**What this task involves**: Print the records exactly as written, and let no picture into the answer.

**Dataset excerpts**:
=== Begin Enclosure ===

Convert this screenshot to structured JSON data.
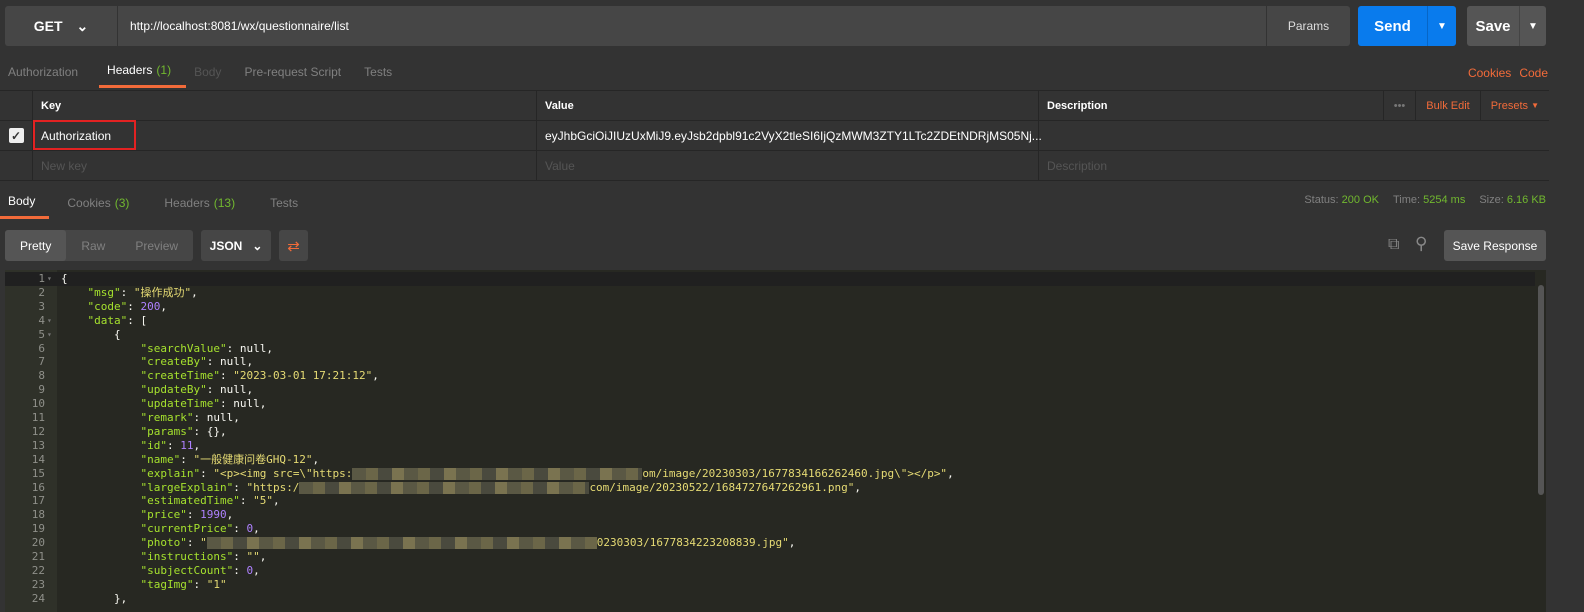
{
  "request": {
    "method": "GET",
    "url": "http://localhost:8081/wx/questionnaire/list",
    "params_label": "Params",
    "send_label": "Send",
    "save_label": "Save"
  },
  "req_tabs": [
    {
      "label": "Authorization"
    },
    {
      "label": "Headers",
      "count": "(1)"
    },
    {
      "label": "Body"
    },
    {
      "label": "Pre-request Script"
    },
    {
      "label": "Tests"
    }
  ],
  "req_links": {
    "cookies": "Cookies",
    "code": "Code"
  },
  "headers_table": {
    "columns": [
      "Key",
      "Value",
      "Description"
    ],
    "bulk_edit": "Bulk Edit",
    "presets": "Presets",
    "rows": [
      {
        "checked": true,
        "key": "Authorization",
        "value": "eyJhbGciOiJIUzUxMiJ9.eyJsb2dpbl91c2VyX2tleSI6IjQzMWM3ZTY1LTc2ZDEtNDRjMS05Nj...",
        "description": ""
      }
    ],
    "new_row": {
      "key": "New key",
      "value": "Value",
      "description": "Description"
    }
  },
  "resp_tabs": [
    {
      "label": "Body"
    },
    {
      "label": "Cookies",
      "count": "(3)"
    },
    {
      "label": "Headers",
      "count": "(13)"
    },
    {
      "label": "Tests"
    }
  ],
  "status": {
    "status_label": "Status:",
    "status": "200 OK",
    "time_label": "Time:",
    "time": "5254 ms",
    "size_label": "Size:",
    "size": "6.16 KB"
  },
  "view": {
    "modes": [
      "Pretty",
      "Raw",
      "Preview"
    ],
    "format": "JSON",
    "save_response": "Save Response"
  },
  "colors": {
    "accent": "#f26b3a",
    "send": "#097bed",
    "success": "#71b82f",
    "json_key": "#a6e22e",
    "json_string": "#e6db74",
    "json_number": "#ae81ff"
  },
  "body_lines": [
    {
      "n": "1",
      "fold": true,
      "indent": 0,
      "parts": [
        [
          "p",
          "{"
        ]
      ]
    },
    {
      "n": "2",
      "indent": 1,
      "parts": [
        [
          "k",
          "\"msg\""
        ],
        [
          "p",
          ": "
        ],
        [
          "s",
          "\"操作成功\""
        ],
        [
          "p",
          ","
        ]
      ]
    },
    {
      "n": "3",
      "indent": 1,
      "parts": [
        [
          "k",
          "\"code\""
        ],
        [
          "p",
          ": "
        ],
        [
          "n",
          "200"
        ],
        [
          "p",
          ","
        ]
      ]
    },
    {
      "n": "4",
      "fold": true,
      "indent": 1,
      "parts": [
        [
          "k",
          "\"data\""
        ],
        [
          "p",
          ": ["
        ]
      ]
    },
    {
      "n": "5",
      "fold": true,
      "indent": 2,
      "parts": [
        [
          "p",
          "{"
        ]
      ]
    },
    {
      "n": "6",
      "indent": 3,
      "parts": [
        [
          "k",
          "\"searchValue\""
        ],
        [
          "p",
          ": null,"
        ]
      ]
    },
    {
      "n": "7",
      "indent": 3,
      "parts": [
        [
          "k",
          "\"createBy\""
        ],
        [
          "p",
          ": null,"
        ]
      ]
    },
    {
      "n": "8",
      "indent": 3,
      "parts": [
        [
          "k",
          "\"createTime\""
        ],
        [
          "p",
          ": "
        ],
        [
          "s",
          "\"2023-03-01 17:21:12\""
        ],
        [
          "p",
          ","
        ]
      ]
    },
    {
      "n": "9",
      "indent": 3,
      "parts": [
        [
          "k",
          "\"updateBy\""
        ],
        [
          "p",
          ": null,"
        ]
      ]
    },
    {
      "n": "10",
      "indent": 3,
      "parts": [
        [
          "k",
          "\"updateTime\""
        ],
        [
          "p",
          ": null,"
        ]
      ]
    },
    {
      "n": "11",
      "indent": 3,
      "parts": [
        [
          "k",
          "\"remark\""
        ],
        [
          "p",
          ": null,"
        ]
      ]
    },
    {
      "n": "12",
      "indent": 3,
      "parts": [
        [
          "k",
          "\"params\""
        ],
        [
          "p",
          ": {},"
        ]
      ]
    },
    {
      "n": "13",
      "indent": 3,
      "parts": [
        [
          "k",
          "\"id\""
        ],
        [
          "p",
          ": "
        ],
        [
          "n",
          "11"
        ],
        [
          "p",
          ","
        ]
      ]
    },
    {
      "n": "14",
      "indent": 3,
      "parts": [
        [
          "k",
          "\"name\""
        ],
        [
          "p",
          ": "
        ],
        [
          "s",
          "\"一般健康问卷GHQ-12\""
        ],
        [
          "p",
          ","
        ]
      ]
    },
    {
      "n": "15",
      "indent": 3,
      "parts": [
        [
          "k",
          "\"explain\""
        ],
        [
          "p",
          ": "
        ],
        [
          "s",
          "\"<p><img src=\\\"https:"
        ],
        [
          "blur",
          "290"
        ],
        [
          "s",
          "om/image/20230303/1677834166262460.jpg\\\"></p>\""
        ],
        [
          "p",
          ","
        ]
      ]
    },
    {
      "n": "16",
      "indent": 3,
      "parts": [
        [
          "k",
          "\"largeExplain\""
        ],
        [
          "p",
          ": "
        ],
        [
          "s",
          "\"https:/"
        ],
        [
          "blur",
          "290"
        ],
        [
          "s",
          "com/image/20230522/1684727647262961.png\""
        ],
        [
          "p",
          ","
        ]
      ]
    },
    {
      "n": "17",
      "indent": 3,
      "parts": [
        [
          "k",
          "\"estimatedTime\""
        ],
        [
          "p",
          ": "
        ],
        [
          "s",
          "\"5\""
        ],
        [
          "p",
          ","
        ]
      ]
    },
    {
      "n": "18",
      "indent": 3,
      "parts": [
        [
          "k",
          "\"price\""
        ],
        [
          "p",
          ": "
        ],
        [
          "n",
          "1990"
        ],
        [
          "p",
          ","
        ]
      ]
    },
    {
      "n": "19",
      "indent": 3,
      "parts": [
        [
          "k",
          "\"currentPrice\""
        ],
        [
          "p",
          ": "
        ],
        [
          "n",
          "0"
        ],
        [
          "p",
          ","
        ]
      ]
    },
    {
      "n": "20",
      "indent": 3,
      "parts": [
        [
          "k",
          "\"photo\""
        ],
        [
          "p",
          ": "
        ],
        [
          "s",
          "\""
        ],
        [
          "blur",
          "390"
        ],
        [
          "s",
          "0230303/1677834223208839.jpg\""
        ],
        [
          "p",
          ","
        ]
      ]
    },
    {
      "n": "21",
      "indent": 3,
      "parts": [
        [
          "k",
          "\"instructions\""
        ],
        [
          "p",
          ": "
        ],
        [
          "s",
          "\"\""
        ],
        [
          "p",
          ","
        ]
      ]
    },
    {
      "n": "22",
      "indent": 3,
      "parts": [
        [
          "k",
          "\"subjectCount\""
        ],
        [
          "p",
          ": "
        ],
        [
          "n",
          "0"
        ],
        [
          "p",
          ","
        ]
      ]
    },
    {
      "n": "23",
      "indent": 3,
      "parts": [
        [
          "k",
          "\"tagImg\""
        ],
        [
          "p",
          ": "
        ],
        [
          "s",
          "\"1\""
        ]
      ]
    },
    {
      "n": "24",
      "indent": 2,
      "parts": [
        [
          "p",
          "},"
        ]
      ]
    }
  ]
}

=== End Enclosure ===

**Result**:
Convert this screenshot to structured JSON data.
{
  "request": {
    "method": "GET",
    "url": "http://localhost:8081/wx/questionnaire/list",
    "params_label": "Params",
    "send_label": "Send",
    "save_label": "Save"
  },
  "req_tabs": [
    {
      "label": "Authorization"
    },
    {
      "label": "Headers",
      "count": "(1)"
    },
    {
      "label": "Body"
    },
    {
      "label": "Pre-request Script"
    },
    {
      "label": "Tests"
    }
  ],
  "req_links": {
    "cookies": "Cookies",
    "code": "Code"
  },
  "headers_table": {
    "columns": [
      "Key",
      "Value",
      "Description"
    ],
    "bulk_edit": "Bulk Edit",
    "presets": "Presets",
    "rows": [
      {
        "checked": true,
        "key": "Authorization",
        "value": "eyJhbGciOiJIUzUxMiJ9.eyJsb2dpbl91c2VyX2tleSI6IjQzMWM3ZTY1LTc2ZDEtNDRjMS05Nj...",
        "description": ""
      }
    ],
    "new_row": {
      "key": "New key",
      "value": "Value",
      "description": "Description"
    }
  },
  "resp_tabs": [
    {
      "label": "Body"
    },
    {
      "label": "Cookies",
      "count": "(3)"
    },
    {
      "label": "Headers",
      "count": "(13)"
    },
    {
      "label": "Tests"
    }
  ],
  "status": {
    "status_label": "Status:",
    "status": "200 OK",
    "time_label": "Time:",
    "time": "5254 ms",
    "size_label": "Size:",
    "size": "6.16 KB"
  },
  "view": {
    "modes": [
      "Pretty",
      "Raw",
      "Preview"
    ],
    "format": "JSON",
    "save_response": "Save Response"
  },
  "colors": {
    "accent": "#f26b3a",
    "send": "#097bed",
    "success": "#71b82f",
    "json_key": "#a6e22e",
    "json_string": "#e6db74",
    "json_number": "#ae81ff"
  },
  "body_lines": [
    {
      "n": "1",
      "fold": true,
      "indent": 0,
      "parts": [
        [
          "p",
          "{"
        ]
      ]
    },
    {
      "n": "2",
      "indent": 1,
      "parts": [
        [
          "k",
          "\"msg\""
        ],
        [
          "p",
          ": "
        ],
        [
          "s",
          "\"操作成功\""
        ],
        [
          "p",
          ","
        ]
      ]
    },
    {
      "n": "3",
      "indent": 1,
      "parts": [
        [
          "k",
          "\"code\""
        ],
        [
          "p",
          ": "
        ],
        [
          "n",
          "200"
        ],
        [
          "p",
          ","
        ]
      ]
    },
    {
      "n": "4",
      "fold": true,
      "indent": 1,
      "parts": [
        [
          "k",
          "\"data\""
        ],
        [
          "p",
          ": ["
        ]
      ]
    },
    {
      "n": "5",
      "fold": true,
      "indent": 2,
      "parts": [
        [
          "p",
          "{"
        ]
      ]
    },
    {
      "n": "6",
      "indent": 3,
      "parts": [
        [
          "k",
          "\"searchValue\""
        ],
        [
          "p",
          ": null,"
        ]
      ]
    },
    {
      "n": "7",
      "indent": 3,
      "parts": [
        [
          "k",
          "\"createBy\""
        ],
        [
          "p",
          ": null,"
        ]
      ]
    },
    {
      "n": "8",
      "indent": 3,
      "parts": [
        [
          "k",
          "\"createTime\""
        ],
        [
          "p",
          ": "
        ],
        [
          "s",
          "\"2023-03-01 17:21:12\""
        ],
        [
          "p",
          ","
        ]
      ]
    },
    {
      "n": "9",
      "indent": 3,
      "parts": [
        [
          "k",
          "\"updateBy\""
        ],
        [
          "p",
          ": null,"
        ]
      ]
    },
    {
      "n": "10",
      "indent": 3,
      "parts": [
        [
          "k",
          "\"updateTime\""
        ],
        [
          "p",
          ": null,"
        ]
      ]
    },
    {
      "n": "11",
      "indent": 3,
      "parts": [
        [
          "k",
          "\"remark\""
        ],
        [
          "p",
          ": null,"
        ]
      ]
    },
    {
      "n": "12",
      "indent": 3,
      "parts": [
        [
          "k",
          "\"params\""
        ],
        [
          "p",
          ": {},"
        ]
      ]
    },
    {
      "n": "13",
      "indent": 3,
      "parts": [
        [
          "k",
          "\"id\""
        ],
        [
          "p",
          ": "
        ],
        [
          "n",
          "11"
        ],
        [
          "p",
          ","
        ]
      ]
    },
    {
      "n": "14",
      "indent": 3,
      "parts": [
        [
          "k",
          "\"name\""
        ],
        [
          "p",
          ": "
        ],
        [
          "s",
          "\"一般健康问卷GHQ-12\""
        ],
        [
          "p",
          ","
        ]
      ]
    },
    {
      "n": "15",
      "indent": 3,
      "parts": [
        [
          "k",
          "\"explain\""
        ],
        [
          "p",
          ": "
        ],
        [
          "s",
          "\"<p><img src=\\\"https:"
        ],
        [
          "blur",
          "290"
        ],
        [
          "s",
          "om/image/20230303/1677834166262460.jpg\\\"></p>\""
        ],
        [
          "p",
          ","
        ]
      ]
    },
    {
      "n": "16",
      "indent": 3,
      "parts": [
        [
          "k",
          "\"largeExplain\""
        ],
        [
          "p",
          ": "
        ],
        [
          "s",
          "\"https:/"
        ],
        [
          "blur",
          "290"
        ],
        [
          "s",
          "com/image/20230522/1684727647262961.png\""
        ],
        [
          "p",
          ","
        ]
      ]
    },
    {
      "n": "17",
      "indent": 3,
      "parts": [
        [
          "k",
          "\"estimatedTime\""
        ],
        [
          "p",
          ": "
        ],
        [
          "s",
          "\"5\""
        ],
        [
          "p",
          ","
        ]
      ]
    },
    {
      "n": "18",
      "indent": 3,
      "parts": [
        [
          "k",
          "\"price\""
        ],
        [
          "p",
          ": "
        ],
        [
          "n",
          "1990"
        ],
        [
          "p",
          ","
        ]
      ]
    },
    {
      "n": "19",
      "indent": 3,
      "parts": [
        [
          "k",
          "\"currentPrice\""
        ],
        [
          "p",
          ": "
        ],
        [
          "n",
          "0"
        ],
        [
          "p",
          ","
        ]
      ]
    },
    {
      "n": "20",
      "indent": 3,
      "parts": [
        [
          "k",
          "\"photo\""
        ],
        [
          "p",
          ": "
        ],
        [
          "s",
          "\""
        ],
        [
          "blur",
          "390"
        ],
        [
          "s",
          "0230303/1677834223208839.jpg\""
        ],
        [
          "p",
          ","
        ]
      ]
    },
    {
      "n": "21",
      "indent": 3,
      "parts": [
        [
          "k",
          "\"instructions\""
        ],
        [
          "p",
          ": "
        ],
        [
          "s",
          "\"\""
        ],
        [
          "p",
          ","
        ]
      ]
    },
    {
      "n": "22",
      "indent": 3,
      "parts": [
        [
          "k",
          "\"subjectCount\""
        ],
        [
          "p",
          ": "
        ],
        [
          "n",
          "0"
        ],
        [
          "p",
          ","
        ]
      ]
    },
    {
      "n": "23",
      "indent": 3,
      "parts": [
        [
          "k",
          "\"tagImg\""
        ],
        [
          "p",
          ": "
        ],
        [
          "s",
          "\"1\""
        ]
      ]
    },
    {
      "n": "24",
      "indent": 2,
      "parts": [
        [
          "p",
          "},"
        ]
      ]
    }
  ]
}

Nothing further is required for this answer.